It’s easy to make your first GF/DF meal. The first time my sister came over for dinner after starting her new lifestyle, we smoked a pork shoulder and ate it with mayo-based coleslaw and baked beans: a classic BBQ! Meat and potatoes are GF/DF, as are stir-fried veggies and rice, and bacon and eggs. So is the single highest-rated recipe in New York Times Cooking, Melissa Clark’s red lentil soup. You’ve likely made many GF/DF meals without even noticing.
Despite its name, the gluten-free, dairy-free diet isn’t only about loss. As a travel companion on my sister’s health journey, I’ve learned about the possibilities of GF/DF cooking and even come to be impressed by its resourcefulness.
Take the humble date. A staple of Middle Eastern cooking for thousands of years, dates seem to have little in common with either bread or cheese. As it turns out, their stickiness replicates the binding quality of gluten in baked goods, addressing the structural integrity deficiency that plagues gluten-free items, while their complex flavor distracts from dairy deprivation, making them ubiquitous in GF/DF recipes.
You can approach this diet by leaning on simulacra, like highly processed imitation cheese products or brittle legume-based pastas, fantasizing about the real thing. Or you can play a different game entirely, pursuing only recipes that shine in their natural GF/DF state. On Thanksgiving,
I made the New York Times Cooking suggested “stuffing,” which doesn’t attempt to copy the flavors of a classic turkey stuffing but instead puts its own spin on a savory grain side: rice, bacon and mushrooms. I’ll make this all year round, whether or not my sister is coming over. Roasted and shredded spaghetti squash doesn’t taste or act particularly like noodles, but offers a unique twist on a savory, starchy base.
Then there’s coconut milk, the frenemy of the GF/DF diet. It adds indulgent creaminess to both sweet and savory dishes, but often at the expense of flavor and texture: douse anything in coconut milk and it tastes like everything else that’s ever been doused in coconut milk. If you like chickpea curries, you’re going to love the GF/DF diet.

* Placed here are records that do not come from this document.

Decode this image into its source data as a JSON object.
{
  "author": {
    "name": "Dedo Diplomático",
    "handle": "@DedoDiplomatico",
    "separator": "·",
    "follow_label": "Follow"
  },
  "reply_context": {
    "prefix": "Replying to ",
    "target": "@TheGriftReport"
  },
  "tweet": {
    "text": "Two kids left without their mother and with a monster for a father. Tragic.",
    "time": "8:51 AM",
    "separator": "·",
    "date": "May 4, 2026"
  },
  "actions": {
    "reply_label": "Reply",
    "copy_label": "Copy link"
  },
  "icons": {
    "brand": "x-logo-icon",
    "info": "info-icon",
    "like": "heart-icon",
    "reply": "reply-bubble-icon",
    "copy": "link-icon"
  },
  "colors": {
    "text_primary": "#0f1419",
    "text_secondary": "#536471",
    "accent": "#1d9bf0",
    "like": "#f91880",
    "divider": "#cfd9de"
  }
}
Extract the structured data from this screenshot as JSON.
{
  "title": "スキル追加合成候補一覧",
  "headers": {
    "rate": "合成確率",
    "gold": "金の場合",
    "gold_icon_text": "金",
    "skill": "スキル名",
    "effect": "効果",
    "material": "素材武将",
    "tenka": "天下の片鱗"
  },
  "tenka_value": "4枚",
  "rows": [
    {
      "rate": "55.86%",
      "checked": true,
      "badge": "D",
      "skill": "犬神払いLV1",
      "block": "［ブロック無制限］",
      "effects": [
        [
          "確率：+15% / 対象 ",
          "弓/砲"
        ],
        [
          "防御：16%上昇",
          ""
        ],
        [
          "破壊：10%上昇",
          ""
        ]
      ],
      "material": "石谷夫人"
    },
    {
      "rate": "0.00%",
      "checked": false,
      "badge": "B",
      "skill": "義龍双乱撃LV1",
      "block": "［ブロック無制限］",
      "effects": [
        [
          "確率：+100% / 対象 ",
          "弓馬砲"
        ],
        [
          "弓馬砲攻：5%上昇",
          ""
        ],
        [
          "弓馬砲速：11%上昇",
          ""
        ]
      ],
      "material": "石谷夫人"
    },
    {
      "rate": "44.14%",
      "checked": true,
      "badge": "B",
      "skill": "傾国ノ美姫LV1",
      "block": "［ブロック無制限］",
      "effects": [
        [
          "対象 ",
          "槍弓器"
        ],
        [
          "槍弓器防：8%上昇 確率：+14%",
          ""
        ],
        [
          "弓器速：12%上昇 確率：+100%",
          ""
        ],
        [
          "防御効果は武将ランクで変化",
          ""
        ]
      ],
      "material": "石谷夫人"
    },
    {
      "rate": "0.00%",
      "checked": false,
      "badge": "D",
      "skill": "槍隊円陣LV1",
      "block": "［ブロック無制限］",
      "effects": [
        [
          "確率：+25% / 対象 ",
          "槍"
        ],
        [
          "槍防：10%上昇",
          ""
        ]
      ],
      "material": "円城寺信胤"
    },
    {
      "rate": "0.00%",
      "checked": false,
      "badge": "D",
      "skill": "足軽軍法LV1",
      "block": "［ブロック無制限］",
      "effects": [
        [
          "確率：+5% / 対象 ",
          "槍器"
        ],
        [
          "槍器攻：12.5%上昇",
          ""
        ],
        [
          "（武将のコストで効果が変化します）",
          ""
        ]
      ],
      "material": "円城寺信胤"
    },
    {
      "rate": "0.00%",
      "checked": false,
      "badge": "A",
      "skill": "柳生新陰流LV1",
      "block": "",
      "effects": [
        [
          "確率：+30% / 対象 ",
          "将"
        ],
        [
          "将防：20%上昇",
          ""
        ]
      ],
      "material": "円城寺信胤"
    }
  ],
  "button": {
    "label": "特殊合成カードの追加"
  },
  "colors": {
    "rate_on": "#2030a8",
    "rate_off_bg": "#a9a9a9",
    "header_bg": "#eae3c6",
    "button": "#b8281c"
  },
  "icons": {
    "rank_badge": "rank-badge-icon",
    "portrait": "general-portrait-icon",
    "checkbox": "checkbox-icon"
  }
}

If you or someone you cook for is giving up gluten or dairy, content creators such as JennaEatsGood, DadaEats and PaleoBailey are all good places to search for inspiration, in addition to the accidentally gluten- and dairy-free recipes you’ll find anywhere else.
This article was originally published in The Spectator’s February 2024 World edition.